Actually, I’m beginning to suspect that maybe it isn’t so much the what, but the how that really matters. Don’t shoot me. I don’t mean, as some do, that there is no such thing as sin. Yes, there are always right things and wrong things to do. But I think when walking through this life, the wake we leave has less to do with the specific actions and more to do with the attitude we bring to those actions. The how seems to make more of an impact than the what. At least that’s what it seems to me Paul is saying in our text for this week.
Colossians 3:12-17 12 As God's chosen ones, holy and beloved, clothe yourselves with compassion, kindness, humility, meekness, and patience. 13 Bear with one another and, if anyone has a complaint against another, forgive each other; just as the Lord has forgiven you, so you also must forgive. 14 Above all, clothe yourselves with love, which binds everything together in perfect harmony. 15 And let the peace of Christ rule in your hearts, to which indeed you were called in the one body. And be thankful. 16 Let the word of Christ dwell in you richly; teach and admonish one another in all wisdom; and with gratitude in your hearts sing psalms, hymns, and spiritual songs to God. 17 And whatever you do, in word or deed, do everything in the name of the Lord Jesus, giving thanks to God the Father through him.
Clothe yourselves, writes Paul. Wrap yourselves in these things. Put on. He writes a lot about the discipline of making sure you are properly attired as a follower of Christ. You could argue, I suppose, that the list that he provides for us here is about doing, about actions. But I would argue that it is more about attitude. Take look at the words - compassion, kindness, humility, meekness and patience. And then once he states them, lays them out for us, he then describes them again.
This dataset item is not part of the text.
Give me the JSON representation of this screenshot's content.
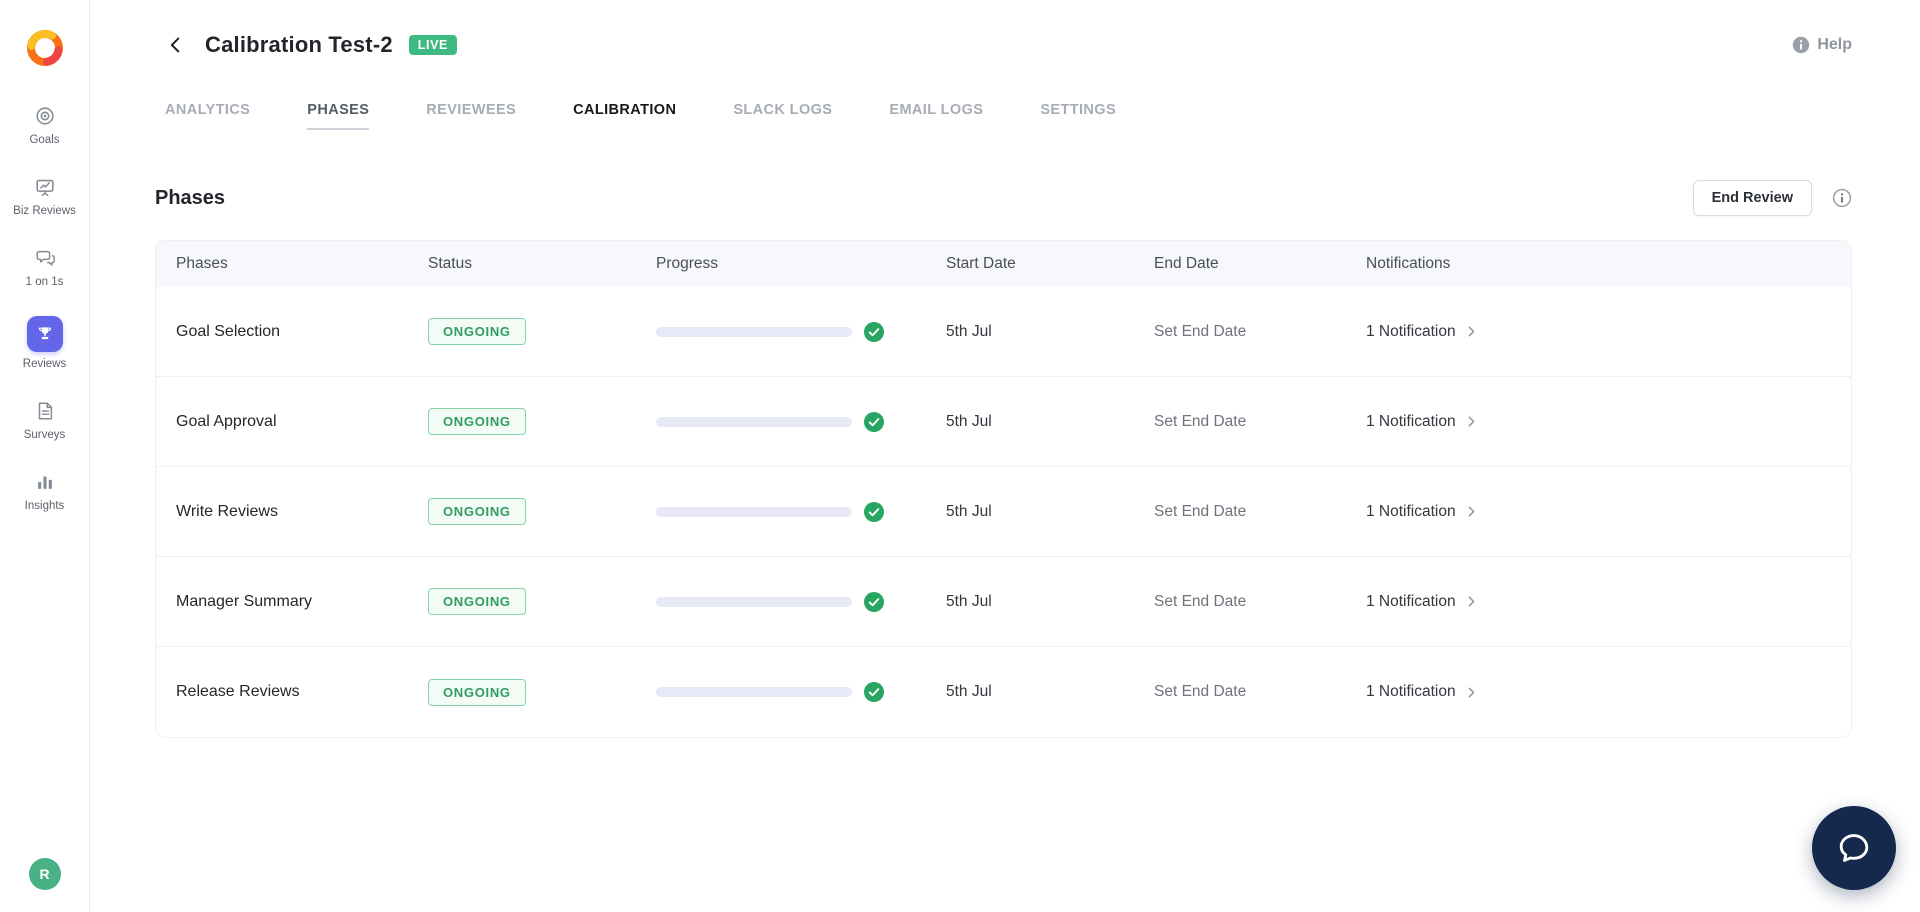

Bear with one another, forgive one another, get over stuff, let it go.
Then comes the outer garment. Clothe yourself with love. No wait, “above all, clothe yourself with love.” Above all. The crown, the cap, the overcoat, the fur wrap, the orange jumpsuit, the helmet that you lead with, the walker that you ambulate with, the steel toed boots you work with, above all lead with love. A new commandment I give to you, love one another as I have loved you. He said that, Jesus. On his way out the door. Before climbing the hill and hoisting himself on the cross. Love one another. As I have loved. Above all.
So, whatever you do. Love is an act, certainly, but more than that it is an approach. It is an attitude. It is a way of being in the world. It is a uniform that we wear. See how those Christians love one another. That’s what folks are supposed to say about us. Not see how judgmental, not see how closed minded, not see how hard-hearted. But see how they love.
Whatever you do. Whatever. Not just the big stuff. Not just the planned and organized and mission and outreach stuff. But whatever you do. Not just the happy or sad ritual stuff, the weddings and funerals, the small group gatherings and the monumental birthday celebrations. But whatever.
Great word “whatever.” It can have all sorts of attitude if you want it to. My daughter Maddie can whatever with the best of them. Rhys does it with a sigh, La Donna with a raise eyebrow. Whatever. But when Paul says it here in Colossians it feels different. It doesn’t feel like a dismissal or a reprimand. No, it feels like an invitation. Like an opportunity. The door has been flung wide open. You don’t have to wonder if this little thing would matter all that much in the greater scheme of things. “Whatever” gives you permission to do it in love. You don’t have to feel as though your little moment won’t amount to anything in the face of a difficult moment. “Whatever” says that your love is just as transforming as anyone’s. It’s an invitation. To love. Or, as Paul says, to sing. Join in the song of loving. The song of praising. The song of thanksgiving. Sing psalms and hymns and spiritual songs to God, because of the love in your heart.
And whatever you do ... do it with love like His. Whatever.